Working with its Braze, Babylon created an interactive campaign using AMP for email that drove users to the app. The campaign saw 56 per cent more clickthroughs and drove a 20 per cent increase in people completing Healthcheck for the duration of the campaign (Q1 2020), up from 42 per cent in the previous quarter.
“The frequency of the newsletters has dropped now,” says Allan. “For the first couple of weeks we were sending them daily, then we dropped to three a week and currently we’re sending one a week, but the open rates have been good, and we have had some really nice comments back from our members. One wrote in to say she couldn’t bear to watch the news, but that our newsletters were really helpful. It’s the first time I’ve ever been thanked for sending someone marketing in my life!”
To access the help and information available in the app, users either pay a monthly or annual fee for access to as many appointments as they need, or they can use it on a pay-as-you-go (per-appointment) basis. It is also available thought private healthcare partners such as BUPA in the UK and Mount Sinai in the US, who offer it to their own customers as part of their health insurance plan. And as Allan explains, there’s also a fourth option.
“The other alternative is that we actually have an NHS service available in London and Birmingham, so we are a doctor’s surgery as well,” she says. “So, if you join the NHS service, then we become your GP. You transfer all of your records to us and you either use us digitally, or you come to one of the offices we have in London and Birmingham for a face-to-face physical appointment if you need one.”
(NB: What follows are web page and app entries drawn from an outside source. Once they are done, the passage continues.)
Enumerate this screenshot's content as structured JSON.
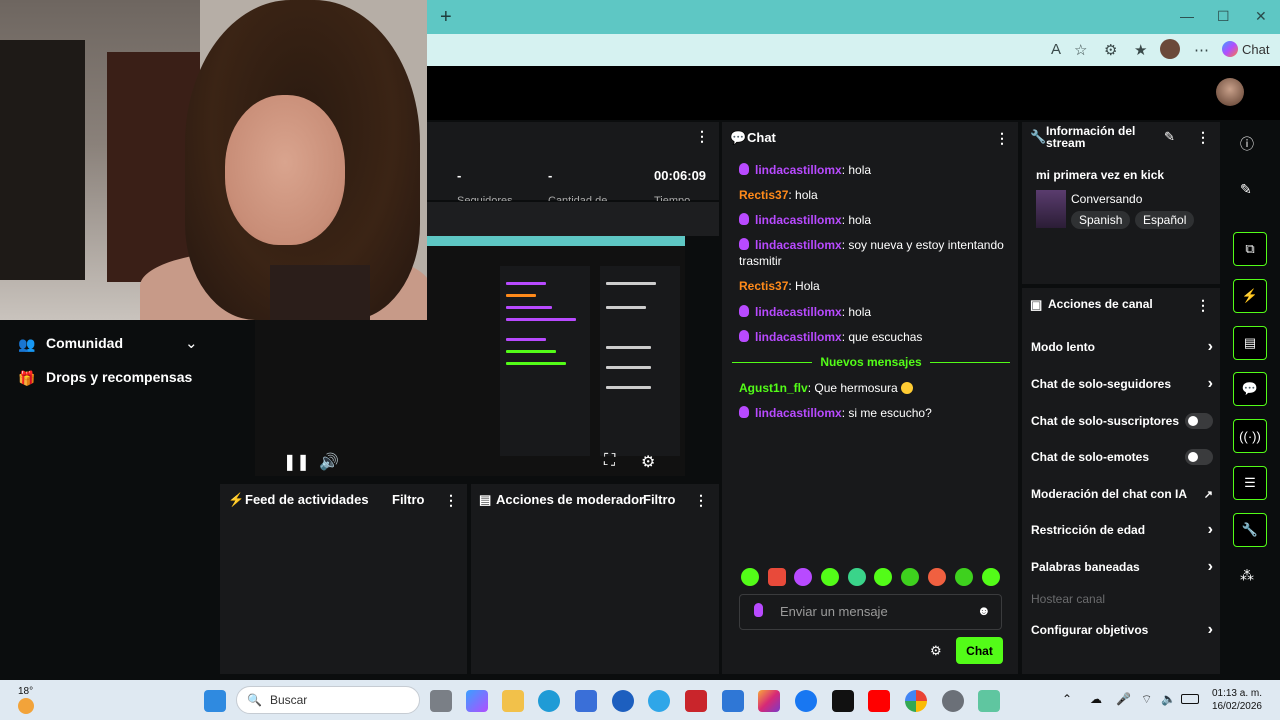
{
  "browser": {
    "new_tab": "+",
    "copilot_label": "Chat",
    "window_controls": [
      "minimize-icon",
      "maximize-icon",
      "close-icon"
    ]
  },
  "stats": {
    "values": [
      "-",
      "-",
      "00:06:09"
    ],
    "labels": [
      "Seguidores",
      "Cantidad de",
      "Tiempo"
    ]
  },
  "sidebar": {
    "items": [
      {
        "label": "Comunidad",
        "icon": "users-icon"
      },
      {
        "label": "Drops y recompensas",
        "icon": "gift-icon"
      }
    ]
  },
  "feed": {
    "title": "Feed de actividades",
    "filter": "Filtro"
  },
  "modactions": {
    "title": "Acciones de moderador",
    "filter": "Filtro"
  },
  "chat": {
    "title": "Chat",
    "messages": [
      {
        "user": "lindacastillomx",
        "text": ": hola",
        "badge": true,
        "color": "purple"
      },
      {
        "user": "Rectis37",
        "text": ": hola",
        "badge": false,
        "color": "orange"
      },
      {
        "user": "lindacastillomx",
        "text": ": hola",
        "badge": true,
        "color": "purple"
      },
      {
        "user": "lindacastillomx",
        "text": ": soy nueva y estoy intentando trasmitir",
        "badge": true,
        "color": "purple"
      },
      {
        "user": "Rectis37",
        "text": ": Hola",
        "badge": false,
        "color": "orange"
      },
      {
        "user": "lindacastillomx",
        "text": ": hola",
        "badge": true,
        "color": "purple"
      },
      {
        "user": "lindacastillomx",
        "text": ": que escuchas",
        "badge": true,
        "color": "purple"
      }
    ],
    "new_messages_label": "Nuevos mensajes",
    "new_messages": [
      {
        "user": "Agust1n_flv",
        "text": ": Que hermosura",
        "badge": false,
        "color": "green",
        "emoji": "heart-eyes-emoji"
      },
      {
        "user": "lindacastillomx",
        "text": ": si me escucho?",
        "badge": true,
        "color": "purple"
      }
    ],
    "input_placeholder": "Enviar un mensaje",
    "send_label": "Chat"
  },
  "stream_info": {
    "title": "Información del stream",
    "stream_title": "mi primera vez en kick",
    "category": "Conversando",
    "tags": [
      "Spanish",
      "Español"
    ]
  },
  "channel_actions": {
    "title": "Acciones de canal",
    "rows": [
      {
        "label": "Modo lento",
        "control": "chevron"
      },
      {
        "label": "Chat de solo-seguidores",
        "control": "chevron"
      },
      {
        "label": "Chat de solo-suscriptores",
        "control": "toggle",
        "on": false
      },
      {
        "label": "Chat de solo-emotes",
        "control": "toggle",
        "on": false
      },
      {
        "label": "Moderación del chat con IA",
        "control": "external"
      },
      {
        "label": "Restricción de edad",
        "control": "chevron"
      },
      {
        "label": "Palabras baneadas",
        "control": "chevron"
      },
      {
        "label": "Hostear canal",
        "control": "none",
        "disabled": true
      },
      {
        "label": "Configurar objetivos",
        "control": "chevron"
      }
    ]
  },
  "taskbar": {
    "weather_temp": "18°",
    "search_placeholder": "Buscar",
    "time": "01:13 a. m.",
    "date": "16/02/2026"
  },
  "colors": {
    "accent": "#53fc18",
    "username_purple": "#b84aff",
    "username_orange": "#ff8a1a"
  }
}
And while it’s no great surprise that the app came into its own during lockdown, with many doctors’ surgeries closed or working to restricted opening hours, Allan believes that even when the world returns to normal, remote consultations are here to stay.
“We’ve found that over 80 per cent of consultations can be carried out remotely, and that makes them very useful now, because people don’t have to leave home, they can just do it without going anywhere,” she says. “And actually, it’s just hugely convenient as well. Instead of having to go to your doctor’s surgery and wait for 20 minutes, take time off work to get there, wait and then get back, you can actually just do it, find yourself a quiet corner and do it anywhere you like, so it’s just a better way of doing things. Plus, our appointments are just much more available. You can usually get one within two hours, so it’s a better experience for people.”